▶ [ASSIGNED TASK]: Below are records to print word for word; include none of their pictures.

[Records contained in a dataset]
___
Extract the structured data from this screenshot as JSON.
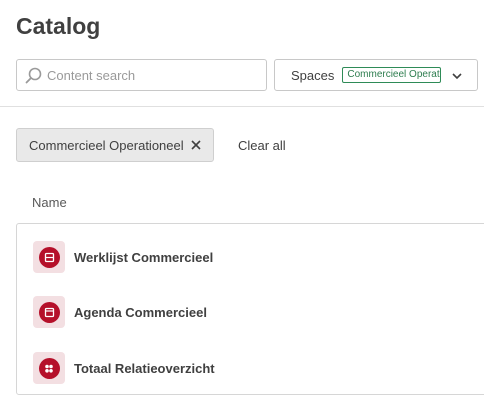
{
  "header": {
    "title": "Catalog"
  },
  "search": {
    "placeholder": "Content search",
    "value": ""
  },
  "spaces_filter": {
    "label": "Spaces",
    "selected": "Commercieel Operationeel"
  },
  "active_filters": {
    "chips": [
      {
        "label": "Commercieel Operationeel"
      }
    ],
    "clear_all_label": "Clear all"
  },
  "table": {
    "column_header": "Name",
    "items": [
      {
        "label": "Werklijst Commercieel",
        "icon": "sheet-icon"
      },
      {
        "label": "Agenda Commercieel",
        "icon": "sheet-icon"
      },
      {
        "label": "Totaal Relatieoverzicht",
        "icon": "users-icon"
      }
    ]
  },
  "colors": {
    "accent": "#b5102a",
    "accent_bg": "#f3dfe2",
    "chip_green": "#2e8b57"
  }
}
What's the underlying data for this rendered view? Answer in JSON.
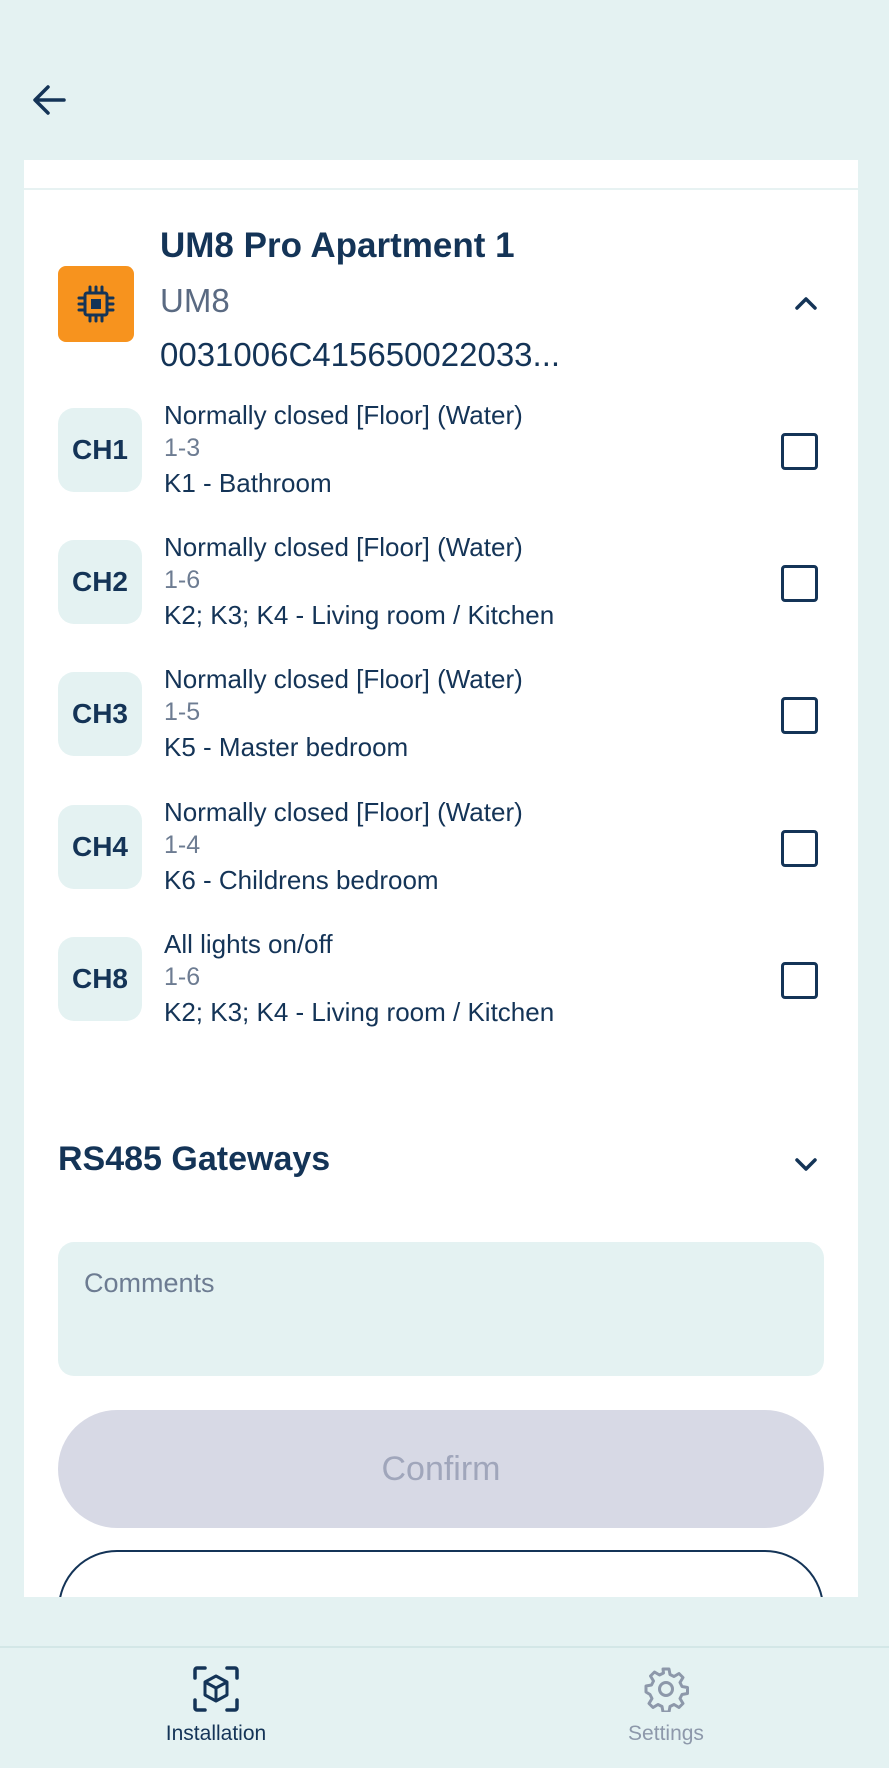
{
  "header": {
    "back_icon": "arrow-left-icon"
  },
  "device": {
    "icon": "chip-icon",
    "icon_color": "#f7931e",
    "name": "UM8 Pro Apartment 1",
    "type": "UM8",
    "serial": "0031006C415650022033..."
  },
  "channels": [
    {
      "badge": "CH1",
      "function": "Normally closed [Floor] (Water)",
      "range": "1-3",
      "rooms": "K1 - Bathroom",
      "checked": false
    },
    {
      "badge": "CH2",
      "function": "Normally closed [Floor] (Water)",
      "range": "1-6",
      "rooms": "K2; K3; K4 - Living room / Kitchen",
      "checked": false
    },
    {
      "badge": "CH3",
      "function": "Normally closed [Floor] (Water)",
      "range": "1-5",
      "rooms": "K5 - Master bedroom",
      "checked": false
    },
    {
      "badge": "CH4",
      "function": "Normally closed [Floor] (Water)",
      "range": "1-4",
      "rooms": "K6 - Childrens bedroom",
      "checked": false
    },
    {
      "badge": "CH8",
      "function": "All lights on/off",
      "range": "1-6",
      "rooms": "K2; K3; K4 - Living room / Kitchen",
      "checked": false
    }
  ],
  "gateways": {
    "title": "RS485 Gateways",
    "expanded": false
  },
  "comments": {
    "placeholder": "Comments",
    "value": ""
  },
  "confirm": {
    "label": "Confirm",
    "disabled": true
  },
  "tabs": [
    {
      "label": "Installation",
      "icon": "cube-scan-icon",
      "active": true
    },
    {
      "label": "Settings",
      "icon": "gear-icon",
      "active": false
    }
  ],
  "colors": {
    "background": "#e4f2f2",
    "primary": "#143457",
    "accent": "#f7931e",
    "disabled": "#d7d9e5"
  }
}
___
▶ [ANSWER SECTION]:
Extract the structured data from this screenshot as JSON.
{
  "header": {
    "title": "Catalog"
  },
  "search": {
    "placeholder": "Content search",
    "value": ""
  },
  "spaces_filter": {
    "label": "Spaces",
    "selected": "Commercieel Operationeel"
  },
  "active_filters": {
    "chips": [
      {
        "label": "Commercieel Operationeel"
      }
    ],
    "clear_all_label": "Clear all"
  },
  "table": {
    "column_header": "Name",
    "items": [
      {
        "label": "Werklijst Commercieel",
        "icon": "sheet-icon"
      },
      {
        "label": "Agenda Commercieel",
        "icon": "sheet-icon"
      },
      {
        "label": "Totaal Relatieoverzicht",
        "icon": "users-icon"
      }
    ]
  },
  "colors": {
    "accent": "#b5102a",
    "accent_bg": "#f3dfe2",
    "chip_green": "#2e8b57"
  }
}
What's the underlying data for this rendered view? Answer in JSON.
{
  "header": {
    "back_icon": "arrow-left-icon"
  },
  "device": {
    "icon": "chip-icon",
    "icon_color": "#f7931e",
    "name": "UM8 Pro Apartment 1",
    "type": "UM8",
    "serial": "0031006C415650022033..."
  },
  "channels": [
    {
      "badge": "CH1",
      "function": "Normally closed [Floor] (Water)",
      "range": "1-3",
      "rooms": "K1 - Bathroom",
      "checked": false
    },
    {
      "badge": "CH2",
      "function": "Normally closed [Floor] (Water)",
      "range": "1-6",
      "rooms": "K2; K3; K4 - Living room / Kitchen",
      "checked": false
    },
    {
      "badge": "CH3",
      "function": "Normally closed [Floor] (Water)",
      "range": "1-5",
      "rooms": "K5 - Master bedroom",
      "checked": false
    },
    {
      "badge": "CH4",
      "function": "Normally closed [Floor] (Water)",
      "range": "1-4",
      "rooms": "K6 - Childrens bedroom",
      "checked": false
    },
    {
      "badge": "CH8",
      "function": "All lights on/off",
      "range": "1-6",
      "rooms": "K2; K3; K4 - Living room / Kitchen",
      "checked": false
    }
  ],
  "gateways": {
    "title": "RS485 Gateways",
    "expanded": false
  },
  "comments": {
    "placeholder": "Comments",
    "value": ""
  },
  "confirm": {
    "label": "Confirm",
    "disabled": true
  },
  "tabs": [
    {
      "label": "Installation",
      "icon": "cube-scan-icon",
      "active": true
    },
    {
      "label": "Settings",
      "icon": "gear-icon",
      "active": false
    }
  ],
  "colors": {
    "background": "#e4f2f2",
    "primary": "#143457",
    "accent": "#f7931e",
    "disabled": "#d7d9e5"
  }
}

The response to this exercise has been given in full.